» REQUIRED WORK
Please find every line in the entries below that contains the string "Clark", and copy it.

Extracted data entries
◇ ◇ ◇ ◇ ◇

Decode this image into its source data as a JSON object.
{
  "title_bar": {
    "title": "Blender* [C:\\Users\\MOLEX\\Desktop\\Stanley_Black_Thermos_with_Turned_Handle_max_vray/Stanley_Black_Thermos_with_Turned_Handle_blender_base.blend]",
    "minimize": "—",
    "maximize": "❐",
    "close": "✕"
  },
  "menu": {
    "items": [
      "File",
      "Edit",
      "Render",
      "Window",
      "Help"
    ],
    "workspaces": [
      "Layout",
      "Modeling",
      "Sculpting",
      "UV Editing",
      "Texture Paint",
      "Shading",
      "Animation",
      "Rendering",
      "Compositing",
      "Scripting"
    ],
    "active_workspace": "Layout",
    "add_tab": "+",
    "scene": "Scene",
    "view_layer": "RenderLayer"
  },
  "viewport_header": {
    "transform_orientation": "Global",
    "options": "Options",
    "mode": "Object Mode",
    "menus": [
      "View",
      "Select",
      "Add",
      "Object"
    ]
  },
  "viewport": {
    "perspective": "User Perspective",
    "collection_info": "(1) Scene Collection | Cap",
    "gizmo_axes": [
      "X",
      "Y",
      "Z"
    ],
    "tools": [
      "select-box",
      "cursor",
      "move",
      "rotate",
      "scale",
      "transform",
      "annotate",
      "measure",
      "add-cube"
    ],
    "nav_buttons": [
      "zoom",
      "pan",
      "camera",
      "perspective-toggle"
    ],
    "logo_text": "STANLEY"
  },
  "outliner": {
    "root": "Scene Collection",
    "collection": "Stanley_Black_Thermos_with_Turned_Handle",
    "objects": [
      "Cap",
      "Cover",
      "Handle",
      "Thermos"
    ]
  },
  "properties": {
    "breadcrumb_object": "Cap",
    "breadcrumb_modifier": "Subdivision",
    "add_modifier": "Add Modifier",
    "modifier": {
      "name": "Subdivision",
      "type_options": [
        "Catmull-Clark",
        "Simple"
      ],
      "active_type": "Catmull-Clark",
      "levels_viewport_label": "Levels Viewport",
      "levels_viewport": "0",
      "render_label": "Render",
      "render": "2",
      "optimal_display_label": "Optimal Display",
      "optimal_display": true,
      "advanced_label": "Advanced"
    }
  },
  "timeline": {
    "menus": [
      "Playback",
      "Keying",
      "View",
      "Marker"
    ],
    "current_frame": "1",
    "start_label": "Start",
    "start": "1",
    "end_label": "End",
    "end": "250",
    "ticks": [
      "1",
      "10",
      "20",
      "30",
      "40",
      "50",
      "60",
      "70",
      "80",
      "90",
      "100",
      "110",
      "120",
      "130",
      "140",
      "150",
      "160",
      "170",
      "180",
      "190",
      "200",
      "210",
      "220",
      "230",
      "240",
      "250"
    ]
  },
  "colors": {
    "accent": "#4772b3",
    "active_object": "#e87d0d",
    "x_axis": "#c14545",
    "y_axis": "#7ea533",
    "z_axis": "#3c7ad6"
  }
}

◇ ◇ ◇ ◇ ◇

» REPLY
        "Catmull-Clark",
      "active_type": "Catmull-Clark",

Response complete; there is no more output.